Just a quick post today. I thought we'd take a break from the topic of substance use disorders and talk a little bit about mental health. This is going to be the first in a series of posts on the Mental Health Recovery Movement. As a mental health worker, I practice within a Mental Health Recovery Framework. The Substance Abuse and Mental Health Services Administration (SAMHSA) states that:
Mental Health Recovery is a journey of healing and transformation enabling a person with a mental health problem to live a meaningful life in a community of his or her choice while striving to achieve his or her full potential.
I like to think of this as bringing a person's overall level of functioning up to the best it can be. And this can sometimes require serious help from many different sources. But one pillar of recovery has to do with patients directing their own treatment.

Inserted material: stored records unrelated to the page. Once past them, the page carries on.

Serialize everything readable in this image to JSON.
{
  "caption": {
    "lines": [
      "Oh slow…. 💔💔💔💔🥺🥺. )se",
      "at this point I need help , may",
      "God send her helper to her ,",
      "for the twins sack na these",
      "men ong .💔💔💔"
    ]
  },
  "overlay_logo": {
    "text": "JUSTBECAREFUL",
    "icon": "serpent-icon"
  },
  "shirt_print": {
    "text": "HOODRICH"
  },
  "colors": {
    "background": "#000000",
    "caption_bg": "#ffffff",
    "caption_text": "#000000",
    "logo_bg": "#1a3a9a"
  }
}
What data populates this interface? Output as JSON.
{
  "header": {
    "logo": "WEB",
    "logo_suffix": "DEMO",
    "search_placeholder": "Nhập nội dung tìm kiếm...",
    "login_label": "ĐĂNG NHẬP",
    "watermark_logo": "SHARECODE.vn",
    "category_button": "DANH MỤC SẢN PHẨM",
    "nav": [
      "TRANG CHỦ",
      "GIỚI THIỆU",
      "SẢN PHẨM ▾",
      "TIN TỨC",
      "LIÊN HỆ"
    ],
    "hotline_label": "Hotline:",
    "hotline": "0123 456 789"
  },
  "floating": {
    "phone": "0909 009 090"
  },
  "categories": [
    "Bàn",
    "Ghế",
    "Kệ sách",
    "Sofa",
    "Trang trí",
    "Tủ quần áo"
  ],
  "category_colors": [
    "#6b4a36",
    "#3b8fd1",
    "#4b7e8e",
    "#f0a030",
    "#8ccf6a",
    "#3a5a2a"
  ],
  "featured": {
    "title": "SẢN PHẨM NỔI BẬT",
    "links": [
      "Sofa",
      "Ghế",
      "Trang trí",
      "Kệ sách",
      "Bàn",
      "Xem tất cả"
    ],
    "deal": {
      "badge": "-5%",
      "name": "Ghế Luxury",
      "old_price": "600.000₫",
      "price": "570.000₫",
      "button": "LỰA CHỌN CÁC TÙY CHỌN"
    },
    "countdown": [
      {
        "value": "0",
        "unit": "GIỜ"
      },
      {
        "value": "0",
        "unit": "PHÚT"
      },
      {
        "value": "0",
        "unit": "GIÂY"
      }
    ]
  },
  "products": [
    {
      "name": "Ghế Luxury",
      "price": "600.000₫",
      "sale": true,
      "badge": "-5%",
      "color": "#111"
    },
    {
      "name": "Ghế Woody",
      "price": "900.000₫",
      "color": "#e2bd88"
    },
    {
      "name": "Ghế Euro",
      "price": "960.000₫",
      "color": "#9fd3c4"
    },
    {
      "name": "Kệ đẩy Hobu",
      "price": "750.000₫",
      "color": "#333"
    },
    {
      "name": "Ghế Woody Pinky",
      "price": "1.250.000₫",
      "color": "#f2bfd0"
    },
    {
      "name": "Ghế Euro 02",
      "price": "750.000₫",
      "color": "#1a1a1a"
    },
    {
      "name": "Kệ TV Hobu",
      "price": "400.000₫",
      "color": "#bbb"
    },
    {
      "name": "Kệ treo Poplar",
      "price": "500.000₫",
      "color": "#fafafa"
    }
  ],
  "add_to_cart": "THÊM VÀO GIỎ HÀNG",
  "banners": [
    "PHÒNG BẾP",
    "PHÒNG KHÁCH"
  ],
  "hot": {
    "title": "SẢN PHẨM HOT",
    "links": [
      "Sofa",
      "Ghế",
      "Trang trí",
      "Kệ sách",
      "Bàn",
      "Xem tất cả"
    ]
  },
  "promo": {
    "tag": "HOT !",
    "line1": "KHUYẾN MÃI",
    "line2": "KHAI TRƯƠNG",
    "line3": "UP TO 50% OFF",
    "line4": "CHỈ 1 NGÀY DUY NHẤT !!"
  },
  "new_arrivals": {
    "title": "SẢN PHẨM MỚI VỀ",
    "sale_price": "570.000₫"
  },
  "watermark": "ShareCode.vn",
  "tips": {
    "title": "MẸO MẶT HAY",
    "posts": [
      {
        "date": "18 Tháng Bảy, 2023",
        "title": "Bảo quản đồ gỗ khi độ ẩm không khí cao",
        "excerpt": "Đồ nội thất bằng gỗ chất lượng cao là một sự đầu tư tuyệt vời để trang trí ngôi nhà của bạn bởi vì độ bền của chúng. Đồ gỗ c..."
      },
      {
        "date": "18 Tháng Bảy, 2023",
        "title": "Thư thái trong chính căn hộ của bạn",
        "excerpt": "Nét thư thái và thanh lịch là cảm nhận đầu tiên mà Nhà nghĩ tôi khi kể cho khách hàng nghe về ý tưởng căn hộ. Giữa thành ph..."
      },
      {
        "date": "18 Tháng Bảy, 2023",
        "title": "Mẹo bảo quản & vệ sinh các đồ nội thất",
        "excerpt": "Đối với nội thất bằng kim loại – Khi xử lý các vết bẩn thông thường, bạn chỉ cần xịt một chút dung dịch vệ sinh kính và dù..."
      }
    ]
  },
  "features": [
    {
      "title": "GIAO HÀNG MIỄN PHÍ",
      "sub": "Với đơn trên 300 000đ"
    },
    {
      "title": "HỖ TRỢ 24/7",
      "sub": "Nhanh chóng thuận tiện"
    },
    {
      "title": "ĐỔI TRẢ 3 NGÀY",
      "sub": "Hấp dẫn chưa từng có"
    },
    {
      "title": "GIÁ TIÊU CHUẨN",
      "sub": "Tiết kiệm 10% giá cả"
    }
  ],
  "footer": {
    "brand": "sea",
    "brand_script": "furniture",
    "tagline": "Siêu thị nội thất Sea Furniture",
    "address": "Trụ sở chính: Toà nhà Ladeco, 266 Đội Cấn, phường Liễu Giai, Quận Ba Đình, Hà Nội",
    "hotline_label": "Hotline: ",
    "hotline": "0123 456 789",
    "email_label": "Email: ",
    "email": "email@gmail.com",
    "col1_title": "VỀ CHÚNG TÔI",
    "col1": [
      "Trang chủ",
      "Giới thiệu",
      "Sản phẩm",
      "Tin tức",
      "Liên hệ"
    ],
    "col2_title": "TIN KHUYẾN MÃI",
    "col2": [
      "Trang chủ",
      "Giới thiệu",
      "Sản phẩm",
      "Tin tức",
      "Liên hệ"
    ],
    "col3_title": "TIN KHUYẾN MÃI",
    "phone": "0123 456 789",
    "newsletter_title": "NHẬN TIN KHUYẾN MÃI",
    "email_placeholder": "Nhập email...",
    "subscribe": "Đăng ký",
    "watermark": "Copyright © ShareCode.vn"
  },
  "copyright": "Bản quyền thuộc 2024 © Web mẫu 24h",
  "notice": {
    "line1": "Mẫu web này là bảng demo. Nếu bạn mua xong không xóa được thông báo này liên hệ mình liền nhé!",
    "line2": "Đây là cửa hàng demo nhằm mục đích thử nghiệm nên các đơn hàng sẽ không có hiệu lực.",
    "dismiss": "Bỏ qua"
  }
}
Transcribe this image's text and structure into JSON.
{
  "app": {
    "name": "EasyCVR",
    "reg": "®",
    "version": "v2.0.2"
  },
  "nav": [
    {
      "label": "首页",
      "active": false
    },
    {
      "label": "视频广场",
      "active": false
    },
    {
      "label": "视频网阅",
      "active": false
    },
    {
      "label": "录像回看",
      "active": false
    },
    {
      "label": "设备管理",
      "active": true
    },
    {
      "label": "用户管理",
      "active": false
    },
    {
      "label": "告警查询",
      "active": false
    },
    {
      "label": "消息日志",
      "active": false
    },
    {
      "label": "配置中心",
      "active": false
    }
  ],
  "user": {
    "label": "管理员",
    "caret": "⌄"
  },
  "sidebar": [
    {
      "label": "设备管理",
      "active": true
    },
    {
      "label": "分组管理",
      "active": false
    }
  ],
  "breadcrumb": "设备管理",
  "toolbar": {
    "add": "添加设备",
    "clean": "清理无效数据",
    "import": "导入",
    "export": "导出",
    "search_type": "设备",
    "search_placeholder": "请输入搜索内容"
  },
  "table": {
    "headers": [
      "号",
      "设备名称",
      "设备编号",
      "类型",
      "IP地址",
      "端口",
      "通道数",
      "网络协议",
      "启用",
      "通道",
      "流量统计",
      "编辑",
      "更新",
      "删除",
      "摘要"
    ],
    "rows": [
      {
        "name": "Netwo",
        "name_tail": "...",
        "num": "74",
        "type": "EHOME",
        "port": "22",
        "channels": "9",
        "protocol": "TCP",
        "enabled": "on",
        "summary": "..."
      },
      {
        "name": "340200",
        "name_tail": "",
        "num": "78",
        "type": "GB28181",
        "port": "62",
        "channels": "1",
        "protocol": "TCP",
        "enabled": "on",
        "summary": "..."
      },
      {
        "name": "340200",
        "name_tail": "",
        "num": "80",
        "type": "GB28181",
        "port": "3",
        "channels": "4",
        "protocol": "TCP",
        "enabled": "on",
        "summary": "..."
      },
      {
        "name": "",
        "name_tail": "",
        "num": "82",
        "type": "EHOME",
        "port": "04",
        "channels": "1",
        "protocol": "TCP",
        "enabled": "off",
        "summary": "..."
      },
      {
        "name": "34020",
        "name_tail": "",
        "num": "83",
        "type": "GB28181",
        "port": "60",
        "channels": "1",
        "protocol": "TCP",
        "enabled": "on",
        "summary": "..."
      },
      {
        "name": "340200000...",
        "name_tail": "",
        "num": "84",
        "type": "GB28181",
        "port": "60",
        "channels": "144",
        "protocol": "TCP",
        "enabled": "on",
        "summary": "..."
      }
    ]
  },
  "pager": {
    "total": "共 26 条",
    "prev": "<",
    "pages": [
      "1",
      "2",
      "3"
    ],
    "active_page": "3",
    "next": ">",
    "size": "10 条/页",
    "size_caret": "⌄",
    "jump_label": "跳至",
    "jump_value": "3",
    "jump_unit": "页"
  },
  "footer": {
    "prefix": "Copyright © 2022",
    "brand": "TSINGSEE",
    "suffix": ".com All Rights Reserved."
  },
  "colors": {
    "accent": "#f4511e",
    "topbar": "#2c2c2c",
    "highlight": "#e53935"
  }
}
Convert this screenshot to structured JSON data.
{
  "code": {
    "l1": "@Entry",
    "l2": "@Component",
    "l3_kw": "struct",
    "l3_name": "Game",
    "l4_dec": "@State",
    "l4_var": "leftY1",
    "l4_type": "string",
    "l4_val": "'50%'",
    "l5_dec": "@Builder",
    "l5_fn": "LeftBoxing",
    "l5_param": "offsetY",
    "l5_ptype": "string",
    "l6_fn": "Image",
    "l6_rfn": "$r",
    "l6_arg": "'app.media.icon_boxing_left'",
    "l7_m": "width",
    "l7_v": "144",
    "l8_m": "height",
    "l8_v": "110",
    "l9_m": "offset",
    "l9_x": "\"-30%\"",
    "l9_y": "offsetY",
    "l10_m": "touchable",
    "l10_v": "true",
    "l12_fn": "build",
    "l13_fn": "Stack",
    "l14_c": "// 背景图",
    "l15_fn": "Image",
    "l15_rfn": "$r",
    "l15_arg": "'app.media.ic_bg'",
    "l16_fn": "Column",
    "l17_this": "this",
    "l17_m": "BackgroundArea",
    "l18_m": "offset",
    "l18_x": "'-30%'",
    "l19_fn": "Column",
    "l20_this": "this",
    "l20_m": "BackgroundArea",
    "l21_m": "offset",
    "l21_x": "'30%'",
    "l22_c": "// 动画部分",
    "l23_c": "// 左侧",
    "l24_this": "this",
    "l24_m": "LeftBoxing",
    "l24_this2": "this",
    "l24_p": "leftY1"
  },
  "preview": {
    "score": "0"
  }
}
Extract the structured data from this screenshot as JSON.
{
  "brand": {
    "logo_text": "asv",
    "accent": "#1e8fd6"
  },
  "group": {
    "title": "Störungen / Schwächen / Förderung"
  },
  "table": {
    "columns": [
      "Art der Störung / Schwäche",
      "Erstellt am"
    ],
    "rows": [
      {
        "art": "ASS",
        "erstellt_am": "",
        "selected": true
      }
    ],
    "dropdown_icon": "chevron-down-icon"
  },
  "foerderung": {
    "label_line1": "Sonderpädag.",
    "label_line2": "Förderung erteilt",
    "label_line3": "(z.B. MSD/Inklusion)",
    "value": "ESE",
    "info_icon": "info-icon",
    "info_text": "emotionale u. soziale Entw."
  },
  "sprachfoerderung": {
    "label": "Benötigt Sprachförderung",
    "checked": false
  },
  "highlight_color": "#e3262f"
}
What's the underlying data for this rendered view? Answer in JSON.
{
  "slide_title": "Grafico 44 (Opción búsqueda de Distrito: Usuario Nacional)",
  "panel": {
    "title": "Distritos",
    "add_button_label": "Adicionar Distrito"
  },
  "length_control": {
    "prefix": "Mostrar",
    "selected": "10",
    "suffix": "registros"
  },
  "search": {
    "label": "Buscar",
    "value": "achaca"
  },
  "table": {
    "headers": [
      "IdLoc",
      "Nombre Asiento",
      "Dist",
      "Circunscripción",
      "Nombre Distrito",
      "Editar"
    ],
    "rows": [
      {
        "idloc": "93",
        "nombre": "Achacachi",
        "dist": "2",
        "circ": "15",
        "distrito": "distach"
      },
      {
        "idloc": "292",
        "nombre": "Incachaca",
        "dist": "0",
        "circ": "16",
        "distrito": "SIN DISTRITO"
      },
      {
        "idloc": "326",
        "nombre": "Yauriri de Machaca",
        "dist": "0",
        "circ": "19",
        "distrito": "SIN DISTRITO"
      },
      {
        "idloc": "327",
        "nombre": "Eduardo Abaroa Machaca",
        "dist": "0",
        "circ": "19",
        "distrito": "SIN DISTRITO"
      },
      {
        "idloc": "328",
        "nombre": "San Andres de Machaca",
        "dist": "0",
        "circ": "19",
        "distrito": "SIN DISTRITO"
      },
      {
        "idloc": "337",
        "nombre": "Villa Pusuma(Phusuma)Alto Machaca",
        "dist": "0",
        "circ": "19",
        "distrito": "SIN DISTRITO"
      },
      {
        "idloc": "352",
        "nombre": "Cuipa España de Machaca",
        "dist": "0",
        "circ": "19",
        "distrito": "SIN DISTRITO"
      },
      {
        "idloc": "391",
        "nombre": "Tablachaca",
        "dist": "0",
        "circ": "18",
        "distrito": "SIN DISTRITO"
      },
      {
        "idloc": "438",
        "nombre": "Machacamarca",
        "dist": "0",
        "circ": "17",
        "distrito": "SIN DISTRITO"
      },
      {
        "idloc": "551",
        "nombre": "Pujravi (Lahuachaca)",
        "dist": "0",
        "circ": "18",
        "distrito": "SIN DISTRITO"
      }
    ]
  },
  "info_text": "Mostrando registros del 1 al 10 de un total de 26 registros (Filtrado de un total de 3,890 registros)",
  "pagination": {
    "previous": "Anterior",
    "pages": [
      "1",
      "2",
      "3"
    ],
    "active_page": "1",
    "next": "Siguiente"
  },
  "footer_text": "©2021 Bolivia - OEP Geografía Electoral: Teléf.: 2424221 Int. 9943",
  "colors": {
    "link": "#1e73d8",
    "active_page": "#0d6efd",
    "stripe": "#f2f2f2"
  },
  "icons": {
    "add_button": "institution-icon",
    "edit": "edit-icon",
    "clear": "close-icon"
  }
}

The first time I ever met a person with schizophrenia it was a patient at the Veterans Administration. I was sitting in with the Psychiatrist while he assessed her. She was a long-time patient who came into the VA once every year to her her annual physical and meet with the doctor. She refused to take any medication, and had active auditory hallucinations and paranoid thoughts. However, she informed the doctor that she had been taught to always keep her appointments with the psychiatrist because she had to take care of her mental health as well as her phsyical health. No one was going to force her to take medications, but she remained plugged in with services so that if there were some kind of crisis she would be able to get help. The doctor didn't try to hard-sell her on meds, have her hospitalized, or demean her choices. He documented her symptoms, informed her of her options, and left the direction of her treatment up to her. And because he treated her this way, with respect, she kept coming back, year after year. She got appropriate health care. She knew what to do if she felt like hurting herself. Her level of functioning was better than it would have been if she was afraid to come in because someone was going to try to force her to do something she didn't want to do. Also, there is a chance that by building this trust over time, she will eventually trust the doctor enough to try medications despite the paranoia (a symptom of her mental illness) she experiences.
Why is it so important that a person's treatment be self-directed and individualized? Because, it's empowering in a situation where a person may have gotten messages that they're broken, sick, and disabled. They may feel out of control and hopeless. Respecting a person's right to be active in choices regarding their treatment returns a sense of agency. And as they get better, they get to fully own each and every win because they were active in their treatment planning. Professionals didn't help them. They worked with professionals and peers to help themselves.
Think about how this might apply in your own life with people you know who are struggling with mental health issues. Think about how it might have affected you if you saught out help for your own mental health. It's rare that it is appropriate to mandate treatment for a person against their wishes. Those exceptions usually have to do with safety. This includes times when a person might be actively suicidal or thinking about harming other people. But these types of situations are more the exception than the rule. If you seek out treatment for mental health, you have the right to be heard. You have the right to an array of treatment options, and you have the right to choose what you're comfortable with. I encourage you to do your research, be an informed consumer, and maybe even try things that are scary or uncomfortable, but ulitmately the choice is yours.
What are your thoughts on this? Do you have questions? Let me know if the comments, or drop me a line.